**TASK**
Where the word "month" appears in a line below, copy the whole line.

Data records for software interfaces:
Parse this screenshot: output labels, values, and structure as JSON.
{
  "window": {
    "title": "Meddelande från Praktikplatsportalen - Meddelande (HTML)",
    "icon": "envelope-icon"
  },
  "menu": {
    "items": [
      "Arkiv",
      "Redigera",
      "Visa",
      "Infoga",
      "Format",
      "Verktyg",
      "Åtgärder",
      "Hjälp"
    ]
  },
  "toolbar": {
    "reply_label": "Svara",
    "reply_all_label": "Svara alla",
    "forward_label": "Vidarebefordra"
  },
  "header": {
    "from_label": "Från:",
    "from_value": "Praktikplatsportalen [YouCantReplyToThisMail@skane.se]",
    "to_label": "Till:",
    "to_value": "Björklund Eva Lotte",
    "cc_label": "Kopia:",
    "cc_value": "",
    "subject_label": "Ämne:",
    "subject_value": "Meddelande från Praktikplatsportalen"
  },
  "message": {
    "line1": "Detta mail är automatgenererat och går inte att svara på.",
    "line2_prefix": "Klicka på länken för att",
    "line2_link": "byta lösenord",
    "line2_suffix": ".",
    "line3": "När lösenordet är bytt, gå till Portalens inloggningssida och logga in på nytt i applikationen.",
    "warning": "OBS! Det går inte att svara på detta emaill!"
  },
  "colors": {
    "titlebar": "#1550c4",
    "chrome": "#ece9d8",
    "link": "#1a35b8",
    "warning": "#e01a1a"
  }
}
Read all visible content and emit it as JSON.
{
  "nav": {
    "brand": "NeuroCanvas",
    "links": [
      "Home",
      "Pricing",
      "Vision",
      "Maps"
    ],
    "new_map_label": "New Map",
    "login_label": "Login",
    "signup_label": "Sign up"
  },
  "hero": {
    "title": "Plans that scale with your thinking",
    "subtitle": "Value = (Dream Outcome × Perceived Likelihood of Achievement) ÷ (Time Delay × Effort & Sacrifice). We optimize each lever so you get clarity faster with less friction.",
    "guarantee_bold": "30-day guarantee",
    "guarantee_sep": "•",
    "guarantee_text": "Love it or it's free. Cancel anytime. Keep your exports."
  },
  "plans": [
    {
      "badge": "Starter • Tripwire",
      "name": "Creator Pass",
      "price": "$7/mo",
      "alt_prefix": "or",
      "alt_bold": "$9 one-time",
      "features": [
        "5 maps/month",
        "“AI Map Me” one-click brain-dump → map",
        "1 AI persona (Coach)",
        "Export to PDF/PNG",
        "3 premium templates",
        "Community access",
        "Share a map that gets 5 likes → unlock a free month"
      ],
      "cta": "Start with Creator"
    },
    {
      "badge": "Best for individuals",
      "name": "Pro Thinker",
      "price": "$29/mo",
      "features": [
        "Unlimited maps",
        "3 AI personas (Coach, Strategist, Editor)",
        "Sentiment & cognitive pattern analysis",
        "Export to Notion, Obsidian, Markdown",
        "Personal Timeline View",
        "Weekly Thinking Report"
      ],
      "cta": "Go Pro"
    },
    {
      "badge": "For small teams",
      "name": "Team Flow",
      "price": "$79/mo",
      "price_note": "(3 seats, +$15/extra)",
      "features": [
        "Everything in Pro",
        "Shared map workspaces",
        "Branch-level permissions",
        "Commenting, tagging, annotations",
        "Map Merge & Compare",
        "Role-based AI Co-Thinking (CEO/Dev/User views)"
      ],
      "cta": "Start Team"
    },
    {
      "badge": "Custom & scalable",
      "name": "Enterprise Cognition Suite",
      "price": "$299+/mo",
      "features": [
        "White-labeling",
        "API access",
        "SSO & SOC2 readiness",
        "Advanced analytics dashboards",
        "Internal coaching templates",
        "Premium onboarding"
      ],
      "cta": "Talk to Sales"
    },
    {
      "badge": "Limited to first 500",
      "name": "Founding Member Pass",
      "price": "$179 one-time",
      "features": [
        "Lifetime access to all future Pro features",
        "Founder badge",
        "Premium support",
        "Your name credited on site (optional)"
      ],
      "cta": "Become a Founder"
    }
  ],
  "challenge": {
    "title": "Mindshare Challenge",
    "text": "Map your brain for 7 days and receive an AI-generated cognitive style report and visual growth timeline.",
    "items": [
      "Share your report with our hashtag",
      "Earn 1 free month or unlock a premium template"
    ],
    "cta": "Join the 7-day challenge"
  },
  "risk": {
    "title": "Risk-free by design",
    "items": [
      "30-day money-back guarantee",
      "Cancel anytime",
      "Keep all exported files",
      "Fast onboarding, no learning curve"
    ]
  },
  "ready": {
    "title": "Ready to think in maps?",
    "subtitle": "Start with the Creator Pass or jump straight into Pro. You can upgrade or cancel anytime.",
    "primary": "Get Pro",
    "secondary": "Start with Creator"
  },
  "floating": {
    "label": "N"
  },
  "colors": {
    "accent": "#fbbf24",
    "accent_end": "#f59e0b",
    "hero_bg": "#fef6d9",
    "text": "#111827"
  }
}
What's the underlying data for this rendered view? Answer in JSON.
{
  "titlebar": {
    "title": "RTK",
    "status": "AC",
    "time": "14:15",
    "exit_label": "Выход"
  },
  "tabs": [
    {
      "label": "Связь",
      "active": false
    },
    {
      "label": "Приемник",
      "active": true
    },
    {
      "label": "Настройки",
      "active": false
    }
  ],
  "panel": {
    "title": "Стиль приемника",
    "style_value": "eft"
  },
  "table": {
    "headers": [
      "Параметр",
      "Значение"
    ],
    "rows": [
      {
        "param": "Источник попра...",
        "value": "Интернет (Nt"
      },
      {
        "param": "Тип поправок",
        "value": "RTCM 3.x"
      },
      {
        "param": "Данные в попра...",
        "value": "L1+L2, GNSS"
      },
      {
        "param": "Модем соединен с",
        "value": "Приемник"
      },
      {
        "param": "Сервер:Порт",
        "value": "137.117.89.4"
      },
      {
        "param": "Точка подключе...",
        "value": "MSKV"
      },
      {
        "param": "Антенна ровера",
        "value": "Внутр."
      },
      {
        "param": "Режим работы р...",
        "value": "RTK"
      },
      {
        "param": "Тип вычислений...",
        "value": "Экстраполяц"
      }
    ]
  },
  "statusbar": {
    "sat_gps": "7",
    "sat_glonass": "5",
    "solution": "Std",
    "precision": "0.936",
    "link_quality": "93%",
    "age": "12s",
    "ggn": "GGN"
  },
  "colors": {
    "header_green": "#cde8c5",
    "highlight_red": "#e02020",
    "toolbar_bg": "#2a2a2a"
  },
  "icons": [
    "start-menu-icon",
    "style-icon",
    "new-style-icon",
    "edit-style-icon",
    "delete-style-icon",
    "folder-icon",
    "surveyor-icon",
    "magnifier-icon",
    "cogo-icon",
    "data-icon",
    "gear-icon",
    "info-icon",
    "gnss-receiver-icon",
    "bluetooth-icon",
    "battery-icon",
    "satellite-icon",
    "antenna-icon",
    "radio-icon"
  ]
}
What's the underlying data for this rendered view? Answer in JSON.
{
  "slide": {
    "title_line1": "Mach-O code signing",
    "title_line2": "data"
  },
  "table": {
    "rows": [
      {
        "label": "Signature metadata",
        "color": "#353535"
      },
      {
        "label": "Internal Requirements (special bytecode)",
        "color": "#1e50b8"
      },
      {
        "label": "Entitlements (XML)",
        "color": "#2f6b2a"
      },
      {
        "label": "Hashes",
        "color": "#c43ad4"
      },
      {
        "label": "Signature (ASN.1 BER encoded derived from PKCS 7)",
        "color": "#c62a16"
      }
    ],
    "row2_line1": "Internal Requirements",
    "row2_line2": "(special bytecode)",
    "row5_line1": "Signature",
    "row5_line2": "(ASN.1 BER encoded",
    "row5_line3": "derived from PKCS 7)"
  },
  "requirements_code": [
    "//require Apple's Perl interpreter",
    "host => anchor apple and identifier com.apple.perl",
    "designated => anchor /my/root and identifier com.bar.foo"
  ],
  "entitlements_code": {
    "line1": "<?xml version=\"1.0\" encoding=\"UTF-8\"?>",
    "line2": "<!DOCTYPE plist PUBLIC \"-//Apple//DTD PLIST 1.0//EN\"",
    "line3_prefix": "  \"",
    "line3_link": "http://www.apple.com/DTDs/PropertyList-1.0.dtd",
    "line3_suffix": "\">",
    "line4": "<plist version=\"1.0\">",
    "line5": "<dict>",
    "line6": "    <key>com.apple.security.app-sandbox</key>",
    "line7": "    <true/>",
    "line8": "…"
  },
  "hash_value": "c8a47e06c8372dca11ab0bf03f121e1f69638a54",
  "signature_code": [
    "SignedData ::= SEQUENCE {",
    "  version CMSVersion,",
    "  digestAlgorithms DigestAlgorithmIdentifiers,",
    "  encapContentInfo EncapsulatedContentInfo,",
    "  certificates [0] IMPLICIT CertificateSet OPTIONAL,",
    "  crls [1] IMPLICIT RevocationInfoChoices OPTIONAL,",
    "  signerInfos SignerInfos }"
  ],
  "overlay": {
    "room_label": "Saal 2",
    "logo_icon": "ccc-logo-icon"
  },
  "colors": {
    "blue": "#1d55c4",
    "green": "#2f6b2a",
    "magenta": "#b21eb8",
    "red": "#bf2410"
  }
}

**TASK ANSWER**
        "5 maps/month",
        "Share a map that gets 5 likes → unlock a free month"
      "Earn 1 free month or unlock a premium template"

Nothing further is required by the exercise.